USA, 1992. Baltimore Pictures, Twentieth Century Fox. Screenplay by Valerie Curtin, Barry Levinson. Cinematography by Adam Greenberg. Produced by Mark Johnson, Barry Levinson. Music by Trevor Horn, Hans Zimmer. Production Design by Ferdinando Scarfiotti. Costume Design by Albert Wolsky. Film Editing by Stu Linder.
Visual splendour is compromised by a nonsensical screenplay in this Robin Williams comedy directed by Barry Levinson to little effect. When his uncle (Donald O’Connor) dies and leaves him his toy factory, Williams decides to maintain the principles of fun and joy that have kept the place going for so long. This becomes difficult, however, when his warmongering relative (Michael Gambon) tries to stage a coup and use the factory for producing weapons of mass destruction. The sets by Ferdinando Scarfiotti are absolutely dazzling, some of the most original work ever seen on screen (inspired by Dadaist artistic philosophy to boot), but the film’s anti-war message is insultingly obvious and its attempts at comedy are never very funny. Williams has a good time, as do Robin Wright as his love interest and Joan Cusack as his sister, but the audience doesn’t really get to share much of it.

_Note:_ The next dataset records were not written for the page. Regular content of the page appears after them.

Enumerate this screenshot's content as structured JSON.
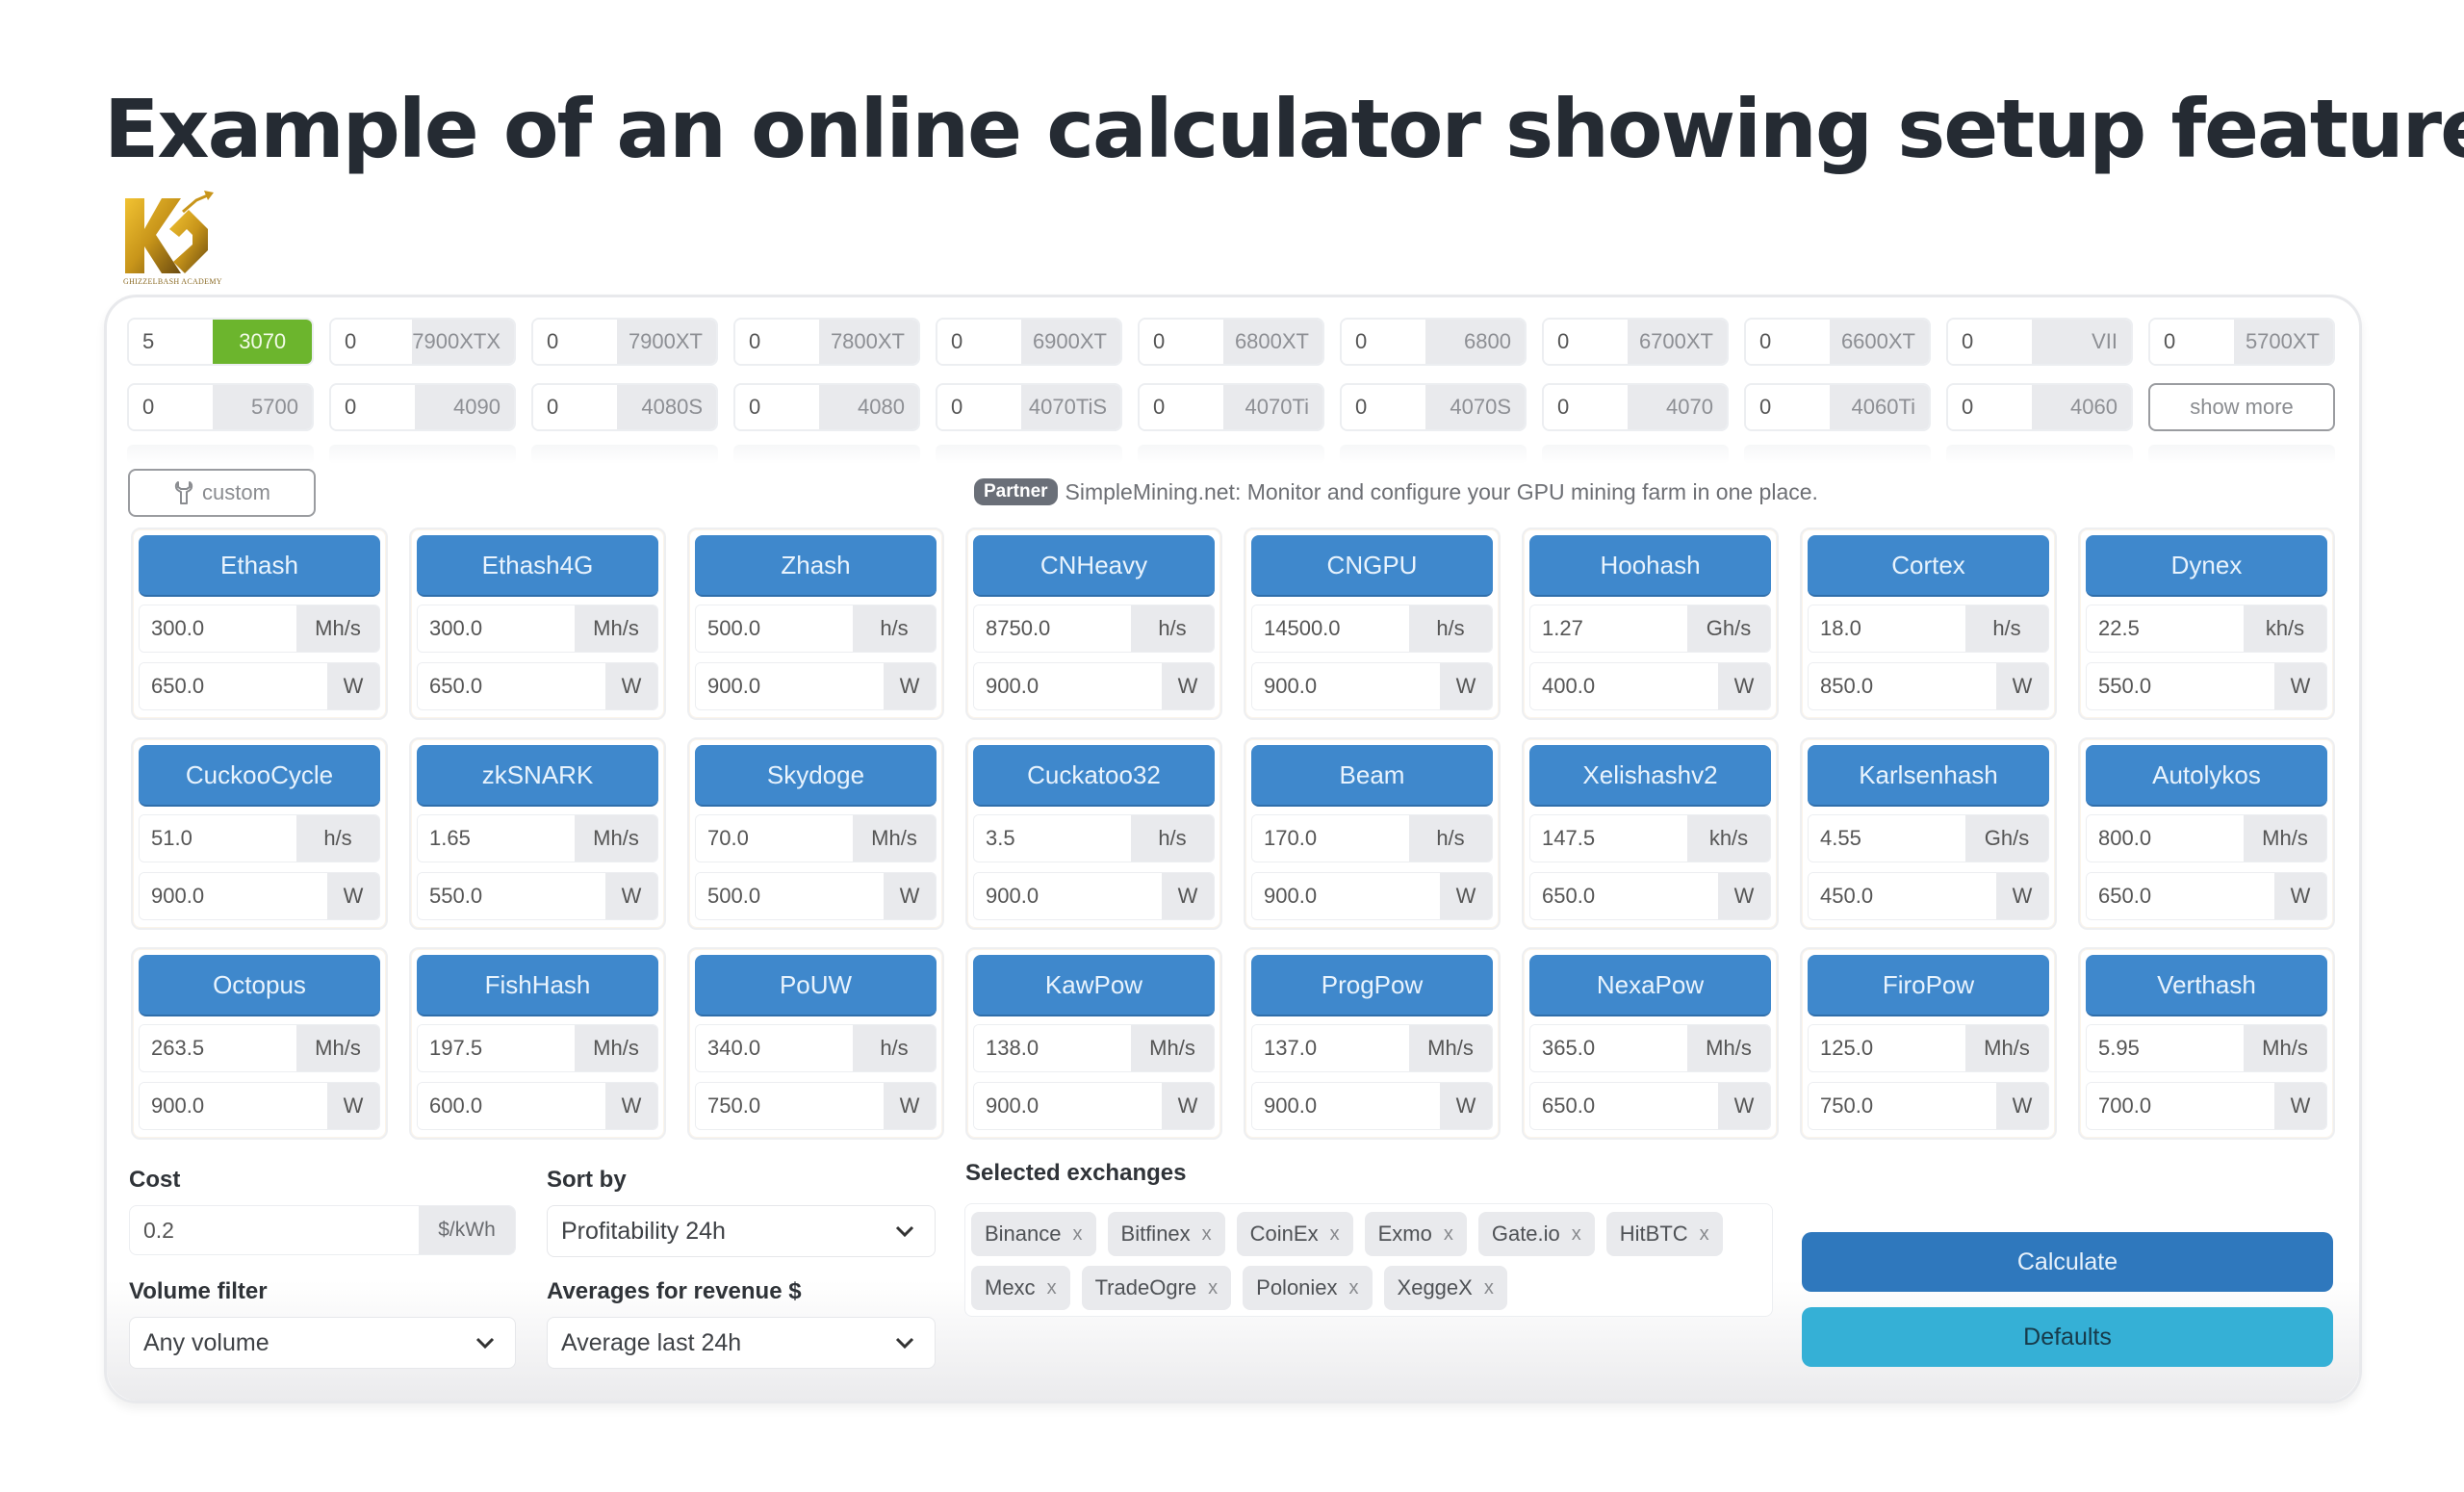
{
  "page_title": "Example of an online calculator showing setup features",
  "logo": {
    "icon": "kg-logo-icon",
    "caption": "GHIZZELBASH ACADEMY"
  },
  "gpus": [
    {
      "qty": "5",
      "name": "3070",
      "active": true
    },
    {
      "qty": "0",
      "name": "7900XTX"
    },
    {
      "qty": "0",
      "name": "7900XT"
    },
    {
      "qty": "0",
      "name": "7800XT"
    },
    {
      "qty": "0",
      "name": "6900XT"
    },
    {
      "qty": "0",
      "name": "6800XT"
    },
    {
      "qty": "0",
      "name": "6800"
    },
    {
      "qty": "0",
      "name": "6700XT"
    },
    {
      "qty": "0",
      "name": "6600XT"
    },
    {
      "qty": "0",
      "name": "VII"
    },
    {
      "qty": "0",
      "name": "5700XT"
    },
    {
      "qty": "0",
      "name": "5700"
    },
    {
      "qty": "0",
      "name": "4090"
    },
    {
      "qty": "0",
      "name": "4080S"
    },
    {
      "qty": "0",
      "name": "4080"
    },
    {
      "qty": "0",
      "name": "4070TiS"
    },
    {
      "qty": "0",
      "name": "4070Ti"
    },
    {
      "qty": "0",
      "name": "4070S"
    },
    {
      "qty": "0",
      "name": "4070"
    },
    {
      "qty": "0",
      "name": "4060Ti"
    },
    {
      "qty": "0",
      "name": "4060"
    }
  ],
  "show_more_label": "show more",
  "custom_button": {
    "label": "custom",
    "icon": "wrench-icon"
  },
  "partner": {
    "badge": "Partner",
    "text": "SimpleMining.net: Monitor and configure your GPU mining farm in one place."
  },
  "algorithms": [
    {
      "name": "Ethash",
      "hashrate": "300.0",
      "hr_unit": "Mh/s",
      "power": "650.0",
      "pw_unit": "W"
    },
    {
      "name": "Ethash4G",
      "hashrate": "300.0",
      "hr_unit": "Mh/s",
      "power": "650.0",
      "pw_unit": "W"
    },
    {
      "name": "Zhash",
      "hashrate": "500.0",
      "hr_unit": "h/s",
      "power": "900.0",
      "pw_unit": "W"
    },
    {
      "name": "CNHeavy",
      "hashrate": "8750.0",
      "hr_unit": "h/s",
      "power": "900.0",
      "pw_unit": "W"
    },
    {
      "name": "CNGPU",
      "hashrate": "14500.0",
      "hr_unit": "h/s",
      "power": "900.0",
      "pw_unit": "W"
    },
    {
      "name": "Hoohash",
      "hashrate": "1.27",
      "hr_unit": "Gh/s",
      "power": "400.0",
      "pw_unit": "W"
    },
    {
      "name": "Cortex",
      "hashrate": "18.0",
      "hr_unit": "h/s",
      "power": "850.0",
      "pw_unit": "W"
    },
    {
      "name": "Dynex",
      "hashrate": "22.5",
      "hr_unit": "kh/s",
      "power": "550.0",
      "pw_unit": "W"
    },
    {
      "name": "CuckooCycle",
      "hashrate": "51.0",
      "hr_unit": "h/s",
      "power": "900.0",
      "pw_unit": "W"
    },
    {
      "name": "zkSNARK",
      "hashrate": "1.65",
      "hr_unit": "Mh/s",
      "power": "550.0",
      "pw_unit": "W"
    },
    {
      "name": "Skydoge",
      "hashrate": "70.0",
      "hr_unit": "Mh/s",
      "power": "500.0",
      "pw_unit": "W"
    },
    {
      "name": "Cuckatoo32",
      "hashrate": "3.5",
      "hr_unit": "h/s",
      "power": "900.0",
      "pw_unit": "W"
    },
    {
      "name": "Beam",
      "hashrate": "170.0",
      "hr_unit": "h/s",
      "power": "900.0",
      "pw_unit": "W"
    },
    {
      "name": "Xelishashv2",
      "hashrate": "147.5",
      "hr_unit": "kh/s",
      "power": "650.0",
      "pw_unit": "W"
    },
    {
      "name": "Karlsenhash",
      "hashrate": "4.55",
      "hr_unit": "Gh/s",
      "power": "450.0",
      "pw_unit": "W"
    },
    {
      "name": "Autolykos",
      "hashrate": "800.0",
      "hr_unit": "Mh/s",
      "power": "650.0",
      "pw_unit": "W"
    },
    {
      "name": "Octopus",
      "hashrate": "263.5",
      "hr_unit": "Mh/s",
      "power": "900.0",
      "pw_unit": "W"
    },
    {
      "name": "FishHash",
      "hashrate": "197.5",
      "hr_unit": "Mh/s",
      "power": "600.0",
      "pw_unit": "W"
    },
    {
      "name": "PoUW",
      "hashrate": "340.0",
      "hr_unit": "h/s",
      "power": "750.0",
      "pw_unit": "W"
    },
    {
      "name": "KawPow",
      "hashrate": "138.0",
      "hr_unit": "Mh/s",
      "power": "900.0",
      "pw_unit": "W"
    },
    {
      "name": "ProgPow",
      "hashrate": "137.0",
      "hr_unit": "Mh/s",
      "power": "900.0",
      "pw_unit": "W"
    },
    {
      "name": "NexaPow",
      "hashrate": "365.0",
      "hr_unit": "Mh/s",
      "power": "650.0",
      "pw_unit": "W"
    },
    {
      "name": "FiroPow",
      "hashrate": "125.0",
      "hr_unit": "Mh/s",
      "power": "750.0",
      "pw_unit": "W"
    },
    {
      "name": "Verthash",
      "hashrate": "5.95",
      "hr_unit": "Mh/s",
      "power": "700.0",
      "pw_unit": "W"
    }
  ],
  "cost": {
    "label": "Cost",
    "value": "0.2",
    "unit": "$/kWh"
  },
  "sort_by": {
    "label": "Sort by",
    "selected": "Profitability 24h"
  },
  "volume_filter": {
    "label": "Volume filter",
    "selected": "Any volume"
  },
  "averages": {
    "label": "Averages for revenue $",
    "selected": "Average last 24h"
  },
  "exchanges": {
    "label": "Selected exchanges",
    "remove_glyph": "x",
    "items": [
      "Binance",
      "Bitfinex",
      "CoinEx",
      "Exmo",
      "Gate.io",
      "HitBTC",
      "Mexc",
      "TradeOgre",
      "Poloniex",
      "XeggeX"
    ]
  },
  "buttons": {
    "calculate": "Calculate",
    "defaults": "Defaults"
  },
  "colors": {
    "accent_blue": "#3f88cc",
    "calculate_blue": "#2f78bd",
    "defaults_cyan": "#35b0d6",
    "active_gpu_green": "#6cb52d",
    "partner_badge": "#6a6f78"
  }
}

Academy Award Nominations: Best Art Direction; Best Costume Design